‘Tackling unfair practices in the leasehold market’ is the bold title of a consultation paper issued by the Government on 26 July 2017. This follows on the heels of the housing white paper published earlier this year entitled ‘Fixing our broken housing market’.
The consultation paper identifies four areas which the Government wishes to tackle:
The consultation paper also asks for help to identify areas for future leasehold reform.
The Government believes that developers are deliberately creating leasehold houses (when there is no need to do so) in order to create a future income stream for the developer through ground rent and premiums charged to provide consent when the terms of the lease are restrictive.
Although there are a few situations when leasehold houses are appropriate (such as when dealing with National Trust land), the Government believes there really is no need to create them.
The Government estimates that out of 4 million leasehold properties in England, there are 1.2 million leasehold houses. They are much more common now than in the past. The total number of leasehold properties being registered as new build completions currently represents approximately 43%. In 1996 the same proportion was only 22%.
It is certainly clear from our experience that developers are seeking to exploit the current system. It is also apparent that some leaseholders did not realise the problems they would face by acquiring a leasehold house and the consequent cost of acquiring the freehold from their landlords under the enfranchisement legislation.
Although some developers such as Taylor Wimpey have set aside money (£130 million) to help customers affected by this so called "leasehold scandal", a considerable number of leaseholders are left with no recourse to their developer. They may have a claim against their conveyancer for failing to advise them properly, although it remains to be seen whether leaseholders will pursue such claims. No doubt this will be a fertile source of work for litigators in the future.
The consultation paper asks whether there should be a limit on the amount by which ground rents can increase and whether this should be pegged to inflation or to a proportion of the open market value of the property. Alternatively, the consultation asks if ground rents should effectively be abolished by limiting ground rents in new leases to a peppercorn. There is precedent for such limits being placed as there is currently a fixed amount of £10 per year for ground rents when leaseholders exercise the Right to Buy.

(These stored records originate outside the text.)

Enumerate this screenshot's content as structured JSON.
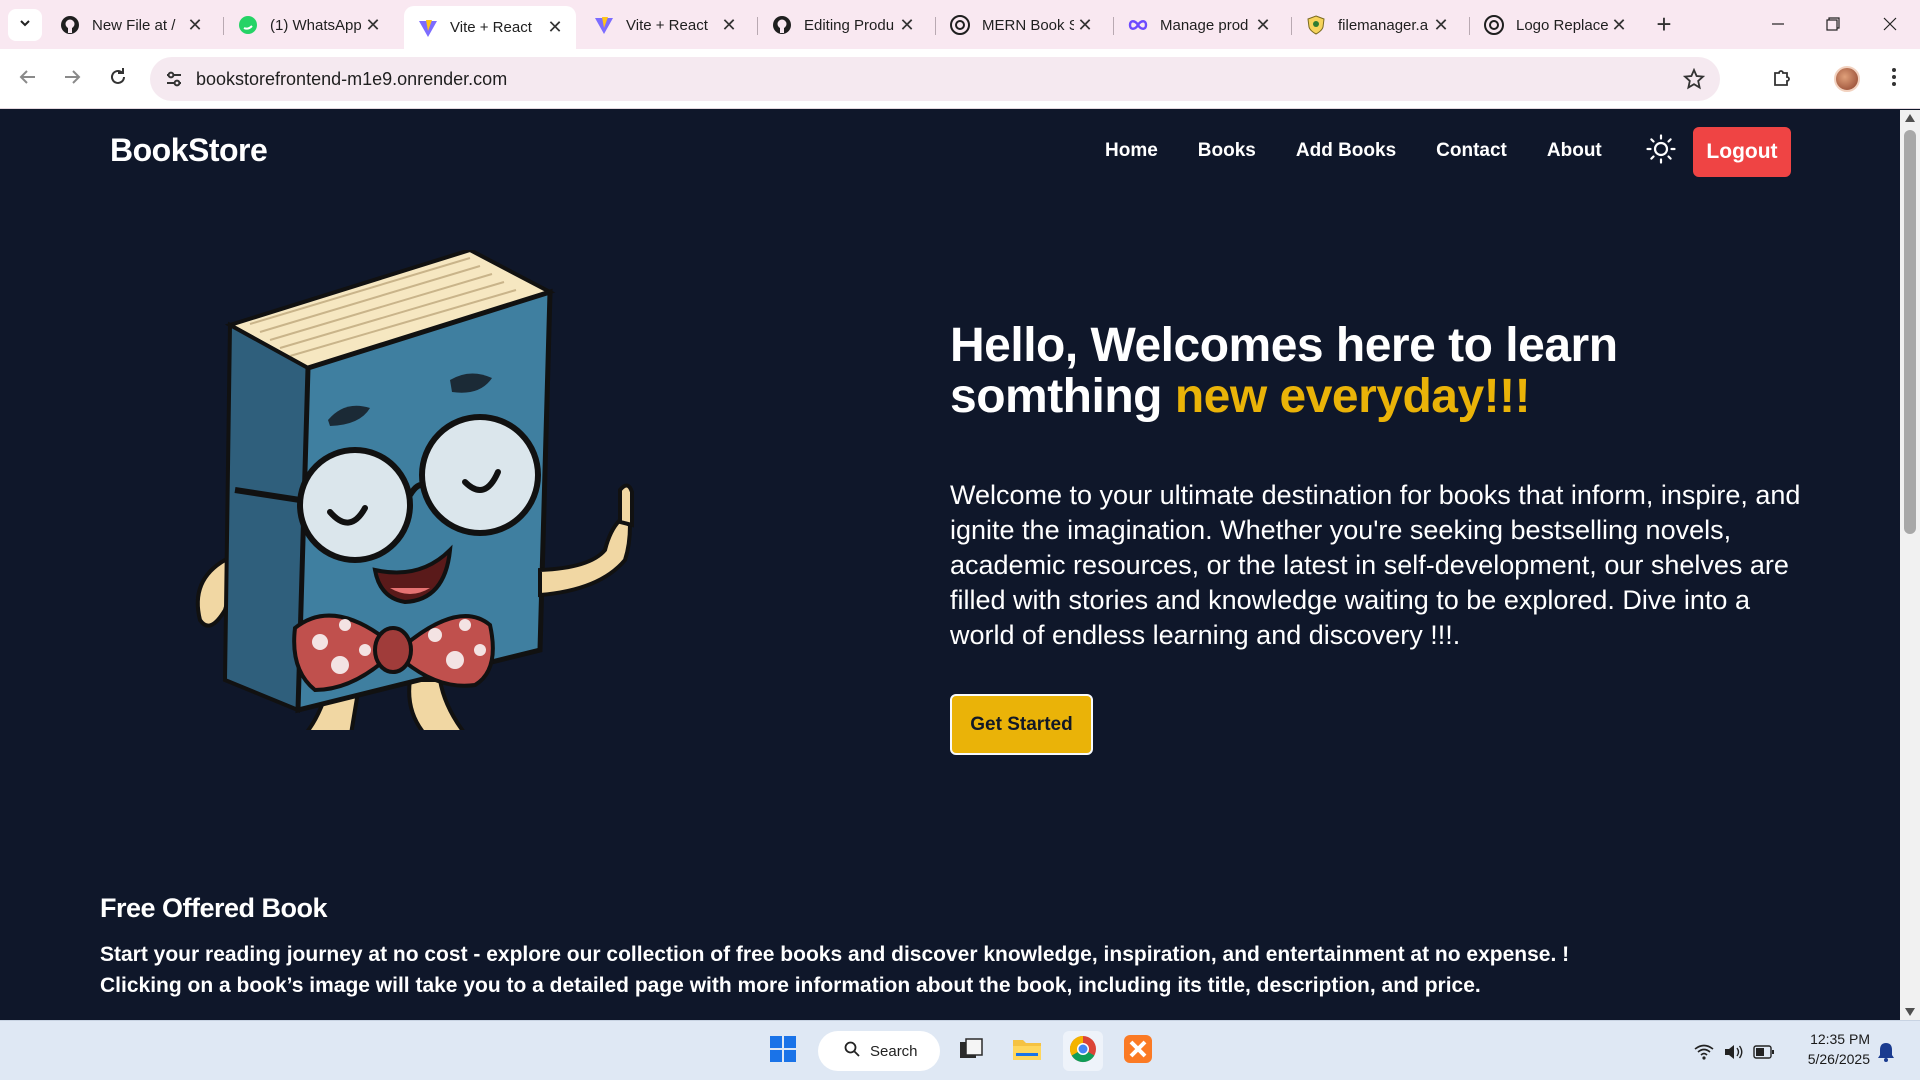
{
  "browser": {
    "tabs": [
      {
        "title": "New File at /",
        "favicon": "github-icon",
        "active": false
      },
      {
        "title": "(1) WhatsApp",
        "favicon": "whatsapp-icon",
        "active": false
      },
      {
        "title": "Vite + React",
        "favicon": "vite-icon",
        "active": true
      },
      {
        "title": "Vite + React",
        "favicon": "vite-icon",
        "active": false
      },
      {
        "title": "Editing Produ",
        "favicon": "github-icon",
        "active": false
      },
      {
        "title": "MERN Book S",
        "favicon": "openai-icon",
        "active": false
      },
      {
        "title": "Manage prod",
        "favicon": "infinity-icon",
        "active": false
      },
      {
        "title": "filemanager.a",
        "favicon": "shield-icon",
        "active": false
      },
      {
        "title": "Logo Replace",
        "favicon": "openai-icon",
        "active": false
      }
    ],
    "address": "bookstorefrontend-m1e9.onrender.com"
  },
  "site": {
    "logo": "BookStore",
    "nav": [
      "Home",
      "Books",
      "Add Books",
      "Contact",
      "About"
    ],
    "logout_label": "Logout"
  },
  "hero": {
    "title_line1": "Hello, Welcomes here to learn",
    "title_line2_plain": "somthing ",
    "title_line2_accent": "new everyday!!!",
    "description": "Welcome to your ultimate destination for books that inform, inspire, and ignite the imagination. Whether you're seeking bestselling novels, academic resources, or the latest in self-development, our shelves are filled with stories and knowledge waiting to be explored. Dive into a world of endless learning and discovery !!!.",
    "cta_label": "Get Started"
  },
  "free_section": {
    "heading": "Free Offered Book",
    "line1": "Start your reading journey at no cost - explore our collection of free books and discover knowledge, inspiration, and entertainment at no expense. !",
    "line2": "Clicking on a book’s image will take you to a detailed page with more information about the book, including its title, description, and price."
  },
  "taskbar": {
    "search_label": "Search",
    "time": "12:35 PM",
    "date": "5/26/2025"
  },
  "colors": {
    "page_bg": "#0f172a",
    "accent_yellow": "#eab308",
    "logout_red": "#ef4444",
    "tab_strip": "#f9e8f1"
  }
}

The consultation paper also asks what help can be given to existing leaseholders with the onerous ground rents.
An unintended and unfair consequence of increasing levels of ground rent is that if they exceed £1,000 per year in Greater London or £250 per year elsewhere in England the leases are classed as short tenancies under the Housing Act 1988. This means that the landlord can seek to end the occupancy of the home owner and attempt to evict the tenant using the ground 8 procedure. The Government seeks to correct this.
At present only leaseholders of flats have the ability to challenge charges. The Government seeks views on whether this right should be extended to include owners of houses on an estate where they are obliged to pay for the maintenance of communal areas and facilities such as private roads and electric gates.
The Government plans to consult on:
Given the public outcry over escalating ground rents it is clear that the government will press ahead with some kind of reform. It is highly likely it will seek to abolish or severely curtail escalating ground rents for new houses/flats. We doubt, however, that there will be any change to existing houses and apartments; investors currently holding these types of investments should be quite safe. Ground rents are an important asset class for some of the biggest investment firms in the City; Schroders, Old Mutual and Investec are among the backers of the 'Ground Rents Income Fund' that make money from buying up ground rents.
The Government will need to strike a delicate balance; one that protects consumers from capricious developers but which also ensures new housing is delivered. The solution settled upon must be palatable to developers; the Government cannot afford for developers to scale back the release of new housing nor will it want developers to increase house prices to compensate for the loss of income from the abolition of ground rents.
The consultation closes on 19 September 2017.